Last week I headed east for a wedding in Long Island. Needing an excuse to spend more time in NY, I scheduled a few school visits. While the schools were neat and the wedding a fantastic party, the highlight may have been a stop en route- Oberlin College in Ohio.
Not only did I get to see one of my heros, educator David Orr, and tour one of the highest performing buildings ever built, I was treated to the best damn asparagus of my life.
Just off Oberlin College's campus lies a 175-acre former commodity crop farm recently given new life. A few years ago, when housing developers nearly turned the depleted farmland into a cookie-cutter subdivision, Oberlin College stepped in and saved the day. The result: The New Agrarian Center at The George Jones Memorial Farm, a restored prairie and wetland with a small farm that grows real food.

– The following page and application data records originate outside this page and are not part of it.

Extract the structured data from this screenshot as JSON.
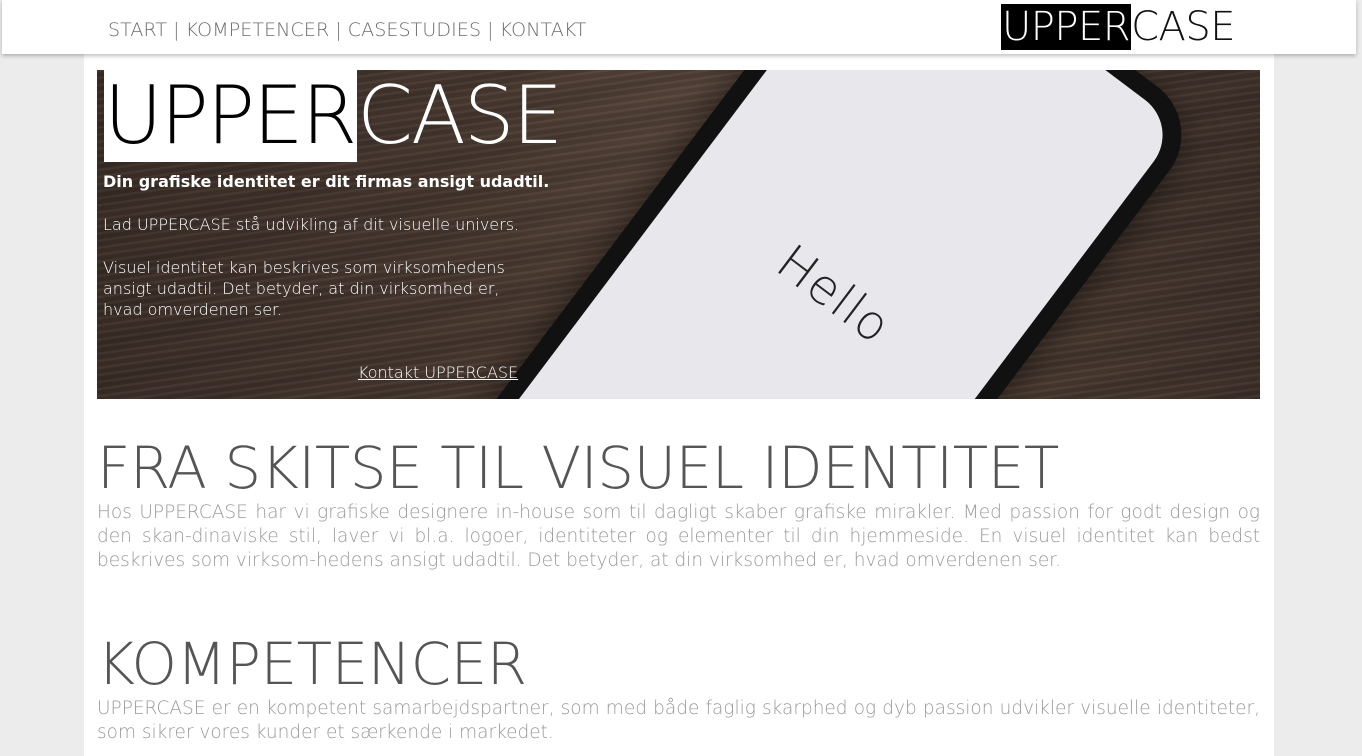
{
  "nav": {
    "items": [
      "START",
      "KOMPETENCER",
      "CASESTUDIES",
      "KONTAKT"
    ],
    "separator": "|"
  },
  "brand": {
    "inverted": "UPPER",
    "rest": "CASE"
  },
  "hero": {
    "logo_inverted": "UPPER",
    "logo_rest": "CASE",
    "tagline": "Din grafiske identitet er dit firmas ansigt udadtil.",
    "paragraph1": "Lad UPPERCASE stå udvikling af dit visuelle univers.",
    "paragraph2": "Visuel identitet kan beskrives som virksomhedens ansigt udadtil. Det betyder, at din virksomhed er, hvad omverdenen ser.",
    "cta": "Kontakt UPPERCASE",
    "phone_text": "Hello"
  },
  "sections": [
    {
      "heading": "FRA SKITSE TIL VISUEL IDENTITET",
      "text": "Hos UPPERCASE har vi grafiske designere in-house som til dagligt skaber grafiske mirakler. Med passion for godt design og den skan-dinaviske stil, laver vi bl.a. logoer, identiteter og elementer til din hjemmeside. En visuel identitet kan bedst beskrives som virksom-hedens ansigt udadtil. Det betyder, at din virksomhed er, hvad omverdenen ser."
    },
    {
      "heading": "KOMPETENCER",
      "text": "UPPERCASE er en kompetent samarbejdspartner, som med både faglig skarphed og dyb passion udvikler visuelle identiteter, som sikrer vores kunder et særkende i markedet."
    }
  ],
  "colors": {
    "background": "#ececec",
    "panel": "#ffffff",
    "heading": "#555555",
    "body_text": "#9a9a9a"
  }
}
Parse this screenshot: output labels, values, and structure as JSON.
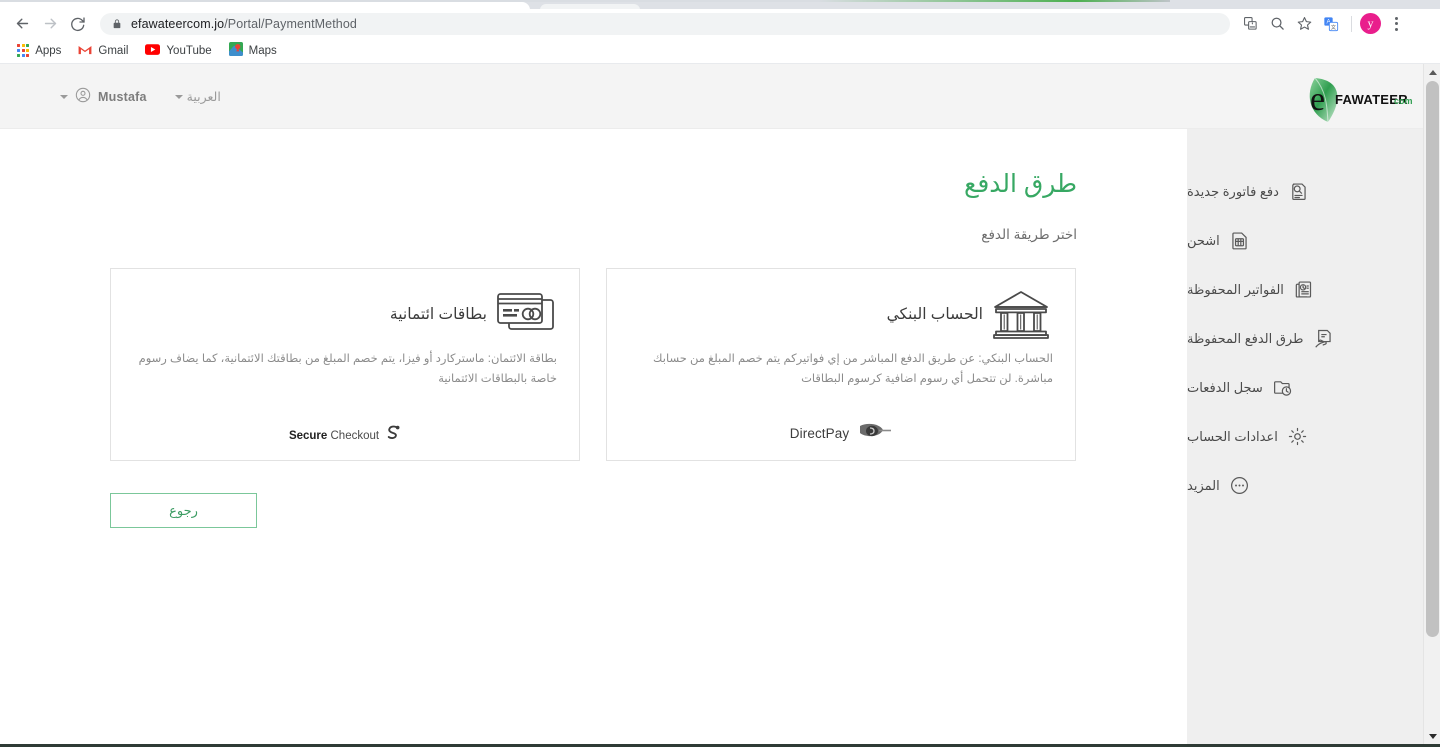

The land had been a soybean and corn farm reliant on large doses of fossil fuels to make it go- from the production to the manufacturing to the distribution of processed foods. In the process, wildlife and jobs were eliminated, soil eroded and the air and water polluted.
Today, the land provides animal habitat, cleans local water, sequesters carbon and, in only a couple of acres, grows $60,000 worth of vegetables a year (by comparison, the same amount of land will yield less than $1,500 worth of corn). Just as importantly, it's a teaching tool. College kids intern on the farm and Cleveland elementary kids arrive by the busload to get their hands dirty. They learn about farming and ecology hands-on and are treated to some things kids don't get much of these days—real, local food, and knowledge of where it comes from.
I learned most of this from Director Brad (who pointed out the blue herons) and Educational Programmer Evelyn (who didn't mind me eating two asparagus for every one I picked)....Thank you!
P.S. I'll be back with the high-tech building......it's closer to a living tree than it is to a traditional building.